◆ AIM OF THE EXERCISE:
From the records below, count the lines holding the string "hint". Only the number is wanted.

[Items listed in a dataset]

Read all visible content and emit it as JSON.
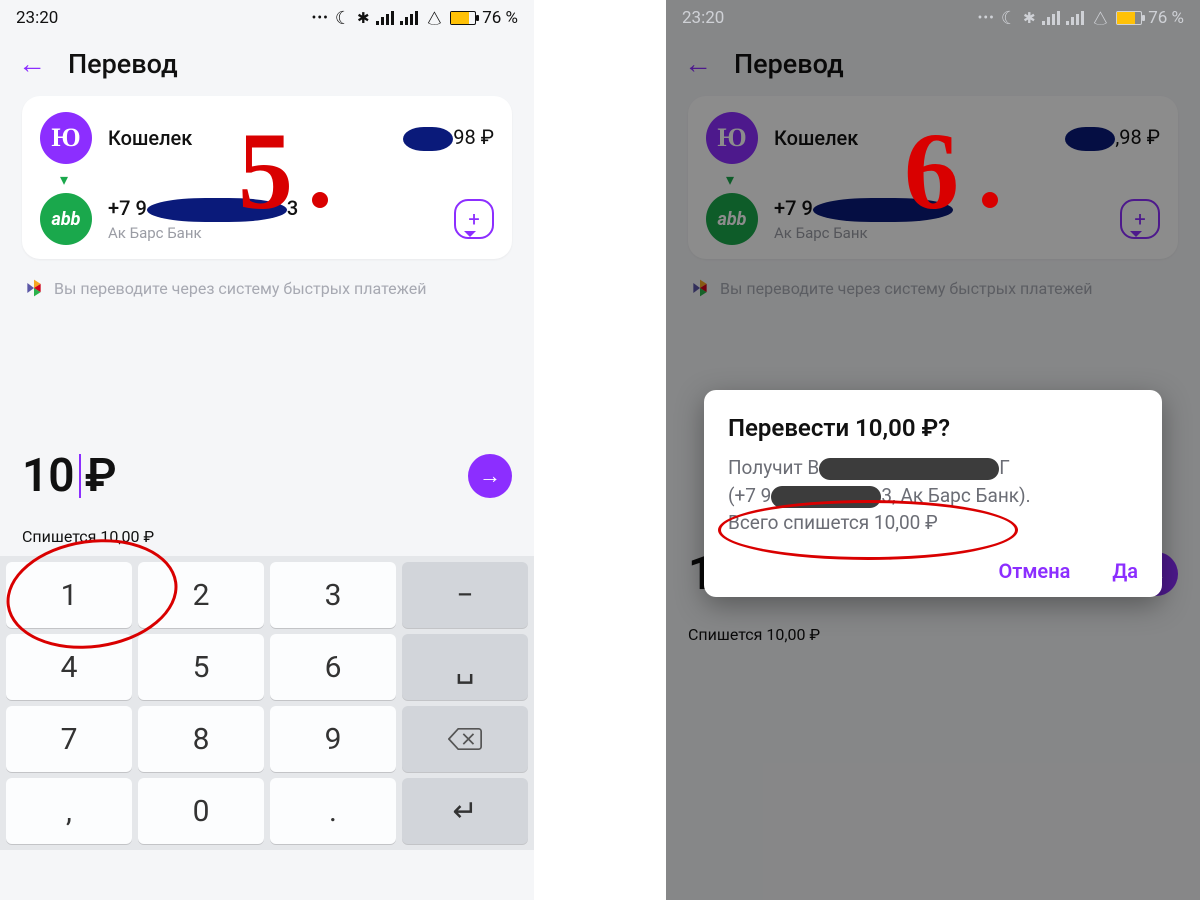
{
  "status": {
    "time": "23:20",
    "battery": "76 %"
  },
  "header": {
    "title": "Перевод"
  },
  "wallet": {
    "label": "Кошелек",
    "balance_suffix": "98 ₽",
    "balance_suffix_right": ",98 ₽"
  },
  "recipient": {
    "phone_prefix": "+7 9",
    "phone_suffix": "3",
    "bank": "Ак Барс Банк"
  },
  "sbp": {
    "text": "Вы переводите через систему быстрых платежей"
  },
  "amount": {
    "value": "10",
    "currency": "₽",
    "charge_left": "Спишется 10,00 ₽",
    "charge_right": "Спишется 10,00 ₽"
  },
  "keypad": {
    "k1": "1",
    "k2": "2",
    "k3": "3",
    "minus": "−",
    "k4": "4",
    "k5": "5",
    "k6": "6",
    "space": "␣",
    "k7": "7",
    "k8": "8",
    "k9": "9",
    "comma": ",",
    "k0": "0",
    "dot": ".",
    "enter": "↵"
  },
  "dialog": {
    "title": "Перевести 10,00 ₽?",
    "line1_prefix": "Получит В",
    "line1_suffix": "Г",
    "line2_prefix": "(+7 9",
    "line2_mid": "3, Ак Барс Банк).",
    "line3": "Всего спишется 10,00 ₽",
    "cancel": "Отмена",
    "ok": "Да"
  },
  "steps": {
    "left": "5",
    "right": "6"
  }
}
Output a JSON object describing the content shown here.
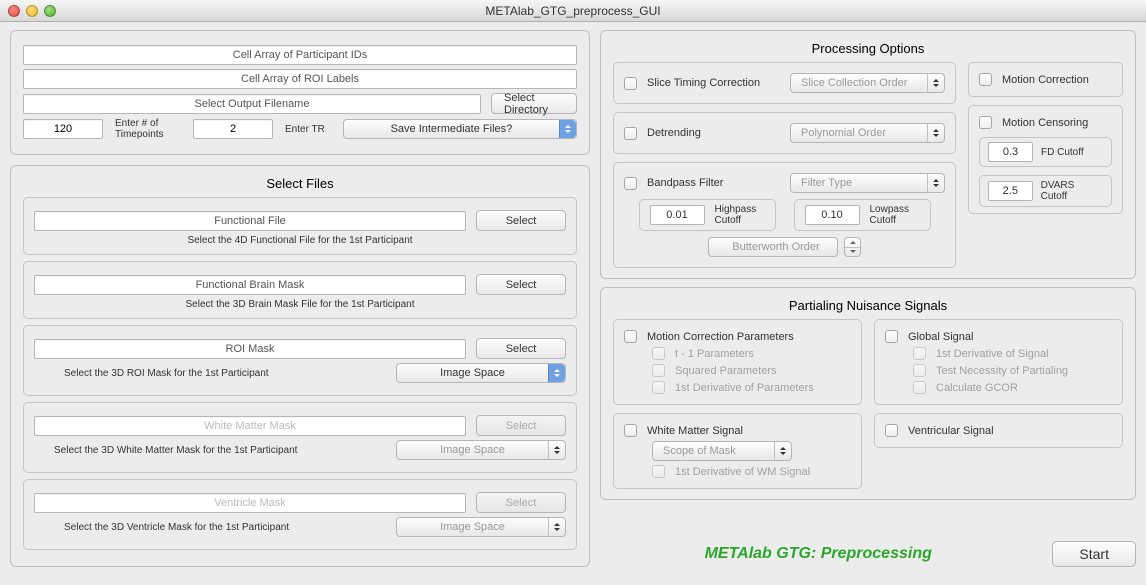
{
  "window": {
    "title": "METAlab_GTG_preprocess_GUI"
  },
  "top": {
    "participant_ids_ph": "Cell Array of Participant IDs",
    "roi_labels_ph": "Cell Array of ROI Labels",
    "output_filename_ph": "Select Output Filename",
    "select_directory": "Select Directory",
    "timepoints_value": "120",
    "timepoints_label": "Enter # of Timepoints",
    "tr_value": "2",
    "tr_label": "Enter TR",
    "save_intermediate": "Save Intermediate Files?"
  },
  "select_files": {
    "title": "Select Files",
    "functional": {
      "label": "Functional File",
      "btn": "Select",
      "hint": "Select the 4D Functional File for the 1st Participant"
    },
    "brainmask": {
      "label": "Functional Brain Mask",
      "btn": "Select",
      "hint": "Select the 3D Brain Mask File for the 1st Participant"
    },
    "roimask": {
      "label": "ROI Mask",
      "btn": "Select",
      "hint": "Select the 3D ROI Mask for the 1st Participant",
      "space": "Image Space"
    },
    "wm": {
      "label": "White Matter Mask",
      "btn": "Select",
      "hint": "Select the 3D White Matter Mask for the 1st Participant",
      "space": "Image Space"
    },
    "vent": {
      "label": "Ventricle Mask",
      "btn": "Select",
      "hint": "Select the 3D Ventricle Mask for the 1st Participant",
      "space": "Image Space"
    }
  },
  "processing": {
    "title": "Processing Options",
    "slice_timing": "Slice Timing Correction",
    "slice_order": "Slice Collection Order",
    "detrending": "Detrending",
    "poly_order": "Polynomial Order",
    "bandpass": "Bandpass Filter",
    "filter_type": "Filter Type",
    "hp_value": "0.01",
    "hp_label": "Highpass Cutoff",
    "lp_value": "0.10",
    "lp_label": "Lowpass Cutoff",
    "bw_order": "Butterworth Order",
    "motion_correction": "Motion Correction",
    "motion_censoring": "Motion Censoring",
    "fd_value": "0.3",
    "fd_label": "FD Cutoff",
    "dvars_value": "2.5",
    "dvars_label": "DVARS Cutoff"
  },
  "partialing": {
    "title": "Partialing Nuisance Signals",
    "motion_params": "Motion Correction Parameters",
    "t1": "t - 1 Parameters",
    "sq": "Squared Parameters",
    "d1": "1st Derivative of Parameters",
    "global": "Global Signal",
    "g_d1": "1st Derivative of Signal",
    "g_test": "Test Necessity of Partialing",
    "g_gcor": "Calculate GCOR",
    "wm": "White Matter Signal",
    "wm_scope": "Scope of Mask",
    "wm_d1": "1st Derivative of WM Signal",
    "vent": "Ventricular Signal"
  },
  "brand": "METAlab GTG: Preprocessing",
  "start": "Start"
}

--

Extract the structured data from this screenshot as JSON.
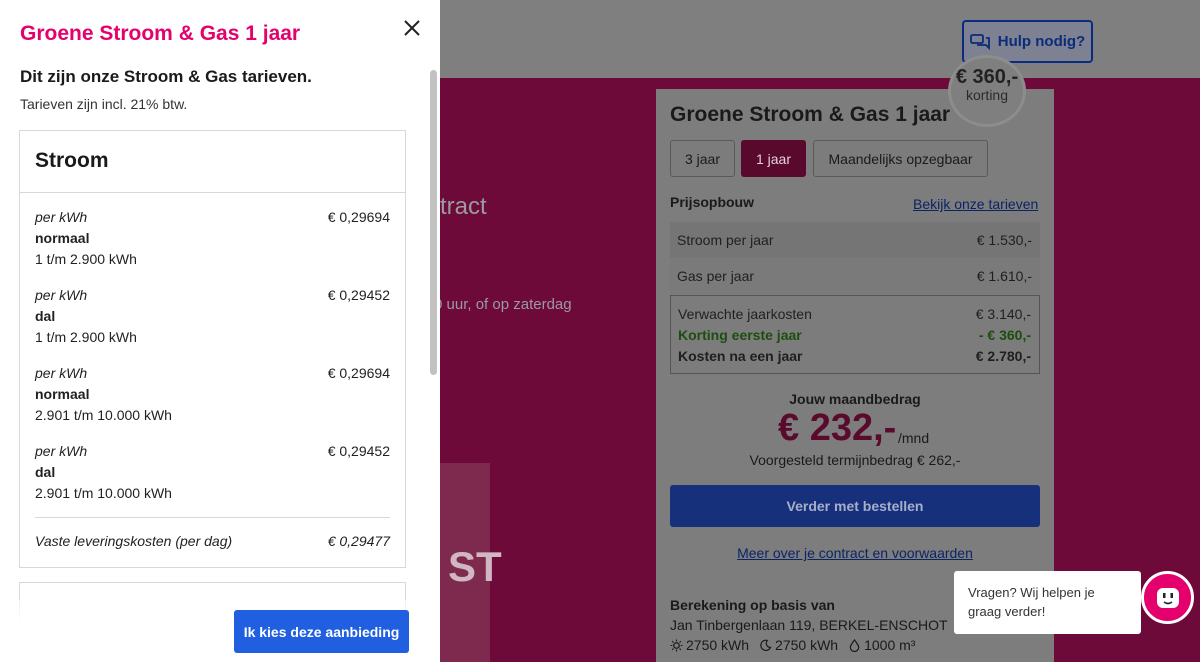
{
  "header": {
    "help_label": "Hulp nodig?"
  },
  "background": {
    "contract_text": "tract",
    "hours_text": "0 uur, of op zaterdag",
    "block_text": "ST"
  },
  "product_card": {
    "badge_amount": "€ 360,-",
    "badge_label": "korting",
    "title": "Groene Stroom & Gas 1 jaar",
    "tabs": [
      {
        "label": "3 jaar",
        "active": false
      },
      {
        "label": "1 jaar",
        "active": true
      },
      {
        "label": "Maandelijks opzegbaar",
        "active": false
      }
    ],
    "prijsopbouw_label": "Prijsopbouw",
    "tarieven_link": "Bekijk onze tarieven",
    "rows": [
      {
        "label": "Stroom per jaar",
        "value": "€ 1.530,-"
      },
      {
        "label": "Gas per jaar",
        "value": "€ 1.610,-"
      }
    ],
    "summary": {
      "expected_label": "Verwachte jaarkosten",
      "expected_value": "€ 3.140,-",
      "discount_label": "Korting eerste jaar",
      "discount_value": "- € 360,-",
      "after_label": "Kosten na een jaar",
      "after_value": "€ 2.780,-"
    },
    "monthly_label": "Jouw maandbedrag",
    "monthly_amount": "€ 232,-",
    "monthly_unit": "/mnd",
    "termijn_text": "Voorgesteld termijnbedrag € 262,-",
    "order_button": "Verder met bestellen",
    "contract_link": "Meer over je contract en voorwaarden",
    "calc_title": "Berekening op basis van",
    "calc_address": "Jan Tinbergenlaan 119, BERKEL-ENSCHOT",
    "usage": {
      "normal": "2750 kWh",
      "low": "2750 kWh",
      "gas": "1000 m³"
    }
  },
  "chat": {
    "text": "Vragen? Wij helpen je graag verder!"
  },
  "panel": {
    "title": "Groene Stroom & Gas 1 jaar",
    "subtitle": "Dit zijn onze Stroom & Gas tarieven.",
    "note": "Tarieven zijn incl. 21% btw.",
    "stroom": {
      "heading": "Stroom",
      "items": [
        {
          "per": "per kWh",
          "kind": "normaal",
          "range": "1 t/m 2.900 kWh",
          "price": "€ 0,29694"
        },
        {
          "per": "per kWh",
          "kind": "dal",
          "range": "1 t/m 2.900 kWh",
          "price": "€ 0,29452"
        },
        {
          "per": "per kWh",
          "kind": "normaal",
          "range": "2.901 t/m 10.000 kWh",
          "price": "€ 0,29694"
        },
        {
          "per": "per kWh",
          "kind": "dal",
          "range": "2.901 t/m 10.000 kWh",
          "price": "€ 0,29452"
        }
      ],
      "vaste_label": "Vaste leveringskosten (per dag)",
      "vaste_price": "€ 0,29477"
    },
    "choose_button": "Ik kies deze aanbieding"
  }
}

◆ ANSWER TO THIS EXERCISE:
5